I also found that I often struggled to fully understand the character’s motivations — their behaviour frequently seemed erratic and apparently fuelled only by hatred, or possibly loss? — and as a consequence I didn’t like a single one of them. Maybe that was the point? I certainly don’t think any reader could possibly empathise with deranged serial killer James Hayte, who moved through the pages like a dark angel of death, guided by a possessed and psychotic raven.
But let’s step back a little bit. The title of the book is lifted from a quote by William Shakespeare from his play “Titus Andronicus”, a bloody revenge tragedy which in the Victorian era was widely shunned due to its excessive violence and graphic depictions of rape and cannibalism. Yup, I’ll admit to not liking that story much either. Maybe I should have thought a little more carefully about the possible comparisons between the two before I agreed to read and review.

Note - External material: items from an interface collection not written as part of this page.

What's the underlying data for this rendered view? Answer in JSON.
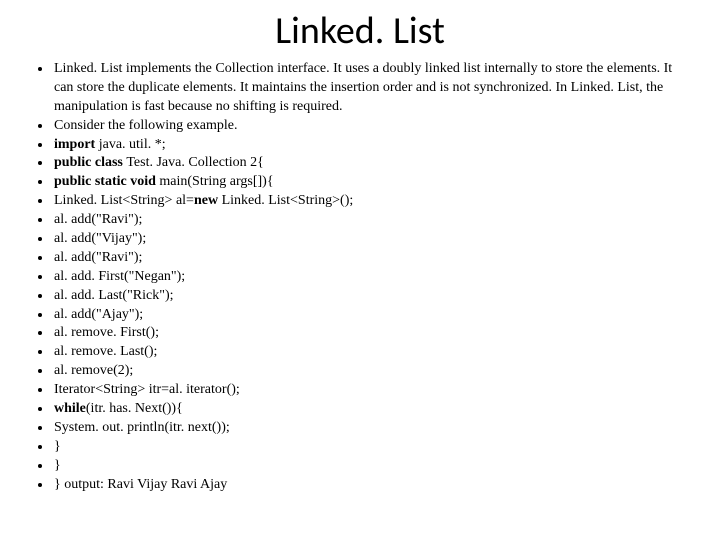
{
  "title": "Linked. List",
  "items": [
    {
      "segments": [
        {
          "t": "Linked. List implements the Collection interface. It uses a doubly linked list internally to store the elements. It can store the duplicate elements. It maintains the insertion order and is not synchronized. In Linked. List, the manipulation is fast because no shifting is required."
        }
      ]
    },
    {
      "segments": [
        {
          "t": "Consider the following example."
        }
      ]
    },
    {
      "segments": [
        {
          "t": "import ",
          "b": 1
        },
        {
          "t": "java. util. *;"
        }
      ]
    },
    {
      "segments": [
        {
          "t": "public class ",
          "b": 1
        },
        {
          "t": "Test. Java. Collection 2{"
        }
      ]
    },
    {
      "segments": [
        {
          "t": "public static void ",
          "b": 1
        },
        {
          "t": "main(String args[]){"
        }
      ]
    },
    {
      "segments": [
        {
          "t": "Linked. List<String> al="
        },
        {
          "t": "new ",
          "b": 1
        },
        {
          "t": "Linked. List<String>();"
        }
      ]
    },
    {
      "segments": [
        {
          "t": "al. add(\"Ravi\");"
        }
      ]
    },
    {
      "segments": [
        {
          "t": "al. add(\"Vijay\");"
        }
      ]
    },
    {
      "segments": [
        {
          "t": "al. add(\"Ravi\");"
        }
      ]
    },
    {
      "segments": [
        {
          "t": "al. add. First(\"Negan\");"
        }
      ]
    },
    {
      "segments": [
        {
          "t": "al. add. Last(\"Rick\");"
        }
      ]
    },
    {
      "segments": [
        {
          "t": "al. add(\"Ajay\");"
        }
      ]
    },
    {
      "segments": [
        {
          "t": "al. remove. First();"
        }
      ]
    },
    {
      "segments": [
        {
          "t": "al. remove. Last();"
        }
      ]
    },
    {
      "segments": [
        {
          "t": "al. remove(2);"
        }
      ]
    },
    {
      "segments": [
        {
          "t": "Iterator<String> itr=al. iterator();"
        }
      ]
    },
    {
      "segments": [
        {
          "t": "while",
          "b": 1
        },
        {
          "t": "(itr. has. Next()){"
        }
      ]
    },
    {
      "segments": [
        {
          "t": "System. out. println(itr. next());"
        }
      ]
    },
    {
      "segments": [
        {
          "t": "}"
        }
      ]
    },
    {
      "segments": [
        {
          "t": "}"
        }
      ]
    },
    {
      "segments": [
        {
          "t": "}  output:  Ravi   Vijay   Ravi   Ajay"
        }
      ]
    }
  ]
}
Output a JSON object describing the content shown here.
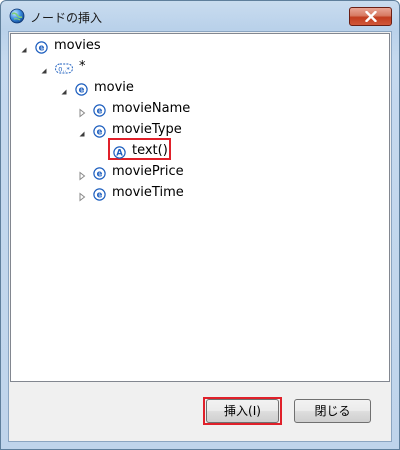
{
  "window": {
    "title": "ノードの挿入"
  },
  "tree": {
    "nodes": [
      {
        "label": "movies",
        "icon": "element-icon",
        "expander": "expanded"
      },
      {
        "label": "*",
        "icon": "wildcard-icon",
        "expander": "expanded"
      },
      {
        "label": "movie",
        "icon": "element-icon",
        "expander": "expanded"
      },
      {
        "label": "movieName",
        "icon": "element-icon",
        "expander": "collapsed"
      },
      {
        "label": "movieType",
        "icon": "element-icon",
        "expander": "expanded"
      },
      {
        "label": "text()",
        "icon": "attribute-icon",
        "expander": "none",
        "selected": true
      },
      {
        "label": "moviePrice",
        "icon": "element-icon",
        "expander": "collapsed"
      },
      {
        "label": "movieTime",
        "icon": "element-icon",
        "expander": "collapsed"
      }
    ],
    "element_glyph": "e",
    "attribute_glyph": "A",
    "wildcard_glyph": "0..*"
  },
  "buttons": {
    "insert_label": "挿入(I)",
    "close_label": "閉じる"
  },
  "colors": {
    "highlight": "#e0202a",
    "element_icon": "#1e5fbf"
  }
}
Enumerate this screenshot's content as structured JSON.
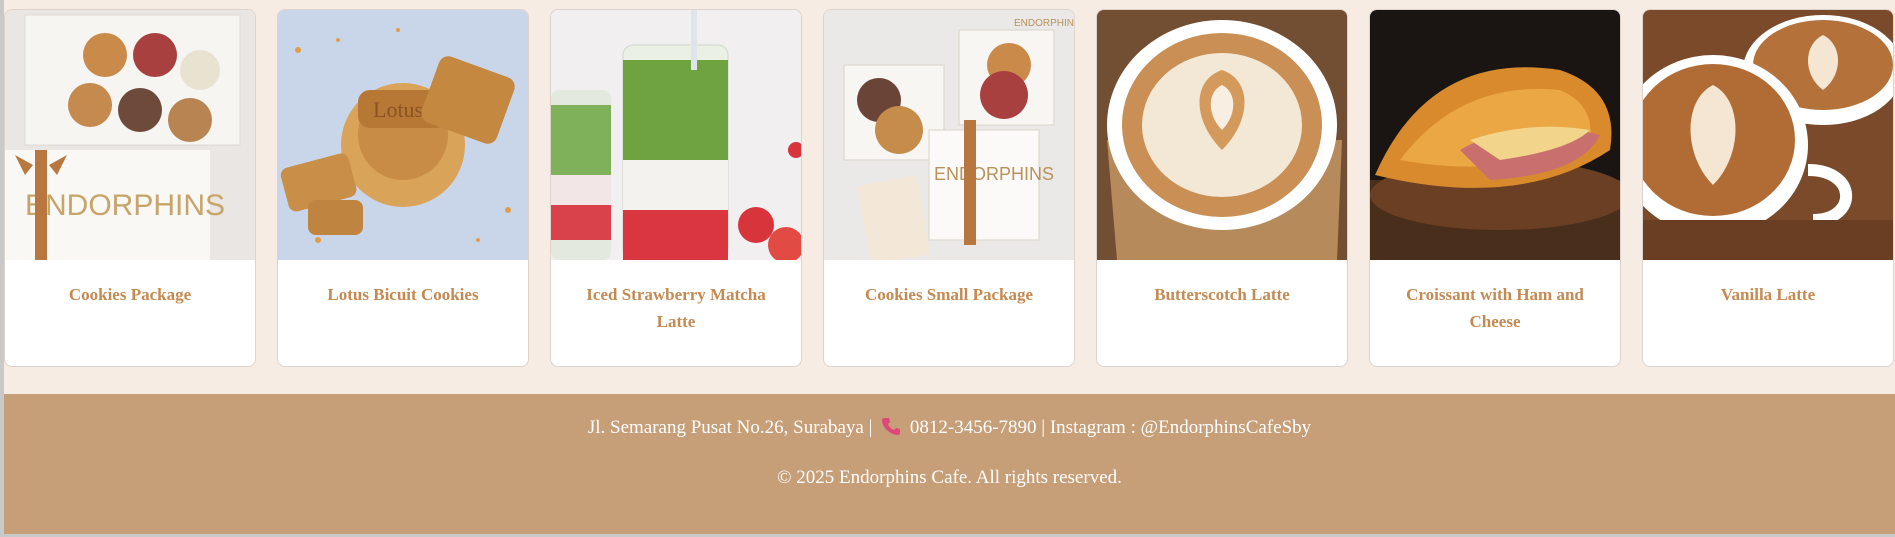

While “Grind Your Bones…” is not exactly a straight Shakespearean homage, it could certainly be argued that it takes a large chunk of inspiration from his plays. With each section divided into specific Acts, and utilising powerful themes of revenge, murder, religion, love and insanity, there is little doubt that Day has succeeded in weaving a riveting and incredibly clever story, even if some parts of it do leave a somewhat shocking aftertaste. In “Titus…” the villainous character Aaron is unrepentant of his crimes, even up until his impending death, his only regret being that he had not done more evil in his life. It’s not too difficult to imagine James Hayte reading old Willy’s words and seeing Aaron as a powerful, if destructive, role model.
Points to note: Day does not hold back in the slightest in his descriptions of graphic violence. Castration, mutilation, sodomy and infanticide all feature here, making this book massively unsuitable for the faint of heart. His flesh-eating demon donkeys, however, were an absolute masterpiece. I wanted to read a lot more about them than I did of the human characters. Day manages to take a creature which is widely known for its calm and demure nature — a non-confrontational and docile creature — and turn it into a truly terrifying beast. Shrek sure wouldn’t have wanted to share his swamp with one of those vile nightmares.
Would I read Nicholas Day again? Absolutely. My personal feelings for this story do not in any way detract from how talented and unique a writer he is. Would I recommend this book to others? Yes, but with a strong warning: this is an incredibly well-written book and I cannot fault Day’s attention to detail and his mastery of words, but it will more than likely mess with your head and it is not an easy read.
Bravo, Mr. Day, I am both thoroughly disgusted and greatly impressed.